The kitchen rules in singles pickleball mirror those in doubles play:
- Players cannot touch the kitchen or its lines while volleying the ball out of the air.
- Players can stand in the kitchen and hit the ball if the ball has first bounced in or near the kitchen.
Pickleball Singles Strategy
As in doubles, singles has its own set of strategies that can give you an advantage on the court.
In singles the goal is to get to the net as quickly as possible, so when returning serve your goal should be to get to the net immediately after the serve return. Once there, use volleys to move your opponent around the court.
When serving, try to hit deep serves that prevent your opponent from easily getting to the net. If they do get to the net, low drives or good dinks are good options for putting pressure on your opponent as you also try to work your way to the net.
For a full rundown on pickleball singles strategies, try this guide (written by a pro player) that has the 6 strategies to use to improve your singles game.
Frequently Asked Questions - Pickleball Singles Rules
Are singles pickleball rules different than doubles?
No, the basic rules of pickleball remain the same for singles and doubles. Kitchen rules, the 2 bounce rule, and scoring are the same. The differences between the 2 sports revolve around serving. In singles, the server's score determines where they serve from on their serve turn. If the server's score is even or 0, the server serves from the right/even side of the court, and if their score is odd they serve from the left/odd side of the court.
How many serves do you get in singles pickleball?
In singles pickleball, you get only one serve attempt per point, and you continue serving as long as you win points. Once a side-out occurs, the serve turn switches to the other player.
What is the pickleball singles court size?
The pickleball singles court size is the same as the doubles court, measuring 20 feet by 44 feet.
Do you use the whole court in singles pickleball?
Yes, singles pickleball uses the entire court, so players must cover more area compared to doubles.

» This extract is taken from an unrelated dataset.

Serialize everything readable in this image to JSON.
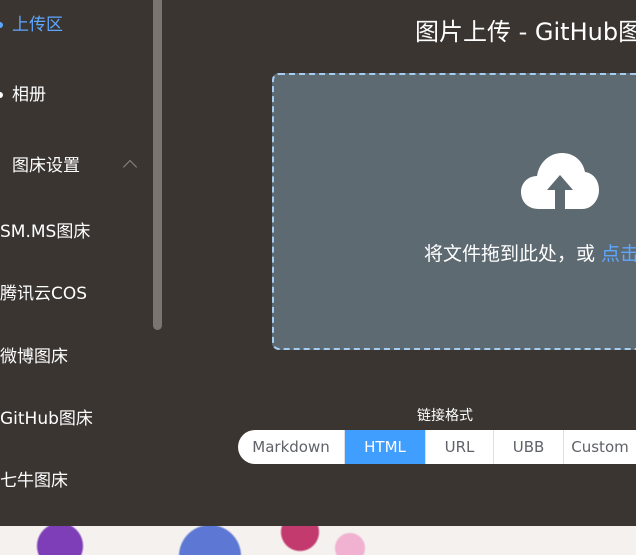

Do you serve twice in singles pickleball?
Pickleball is different than tennis in that servers only get 1 attempt per point. If the player misses the serve in singles than it is a sideout and the opponent's turn to serve. If the server wins the point, he or she gets another serve attempt to start the next rally/point.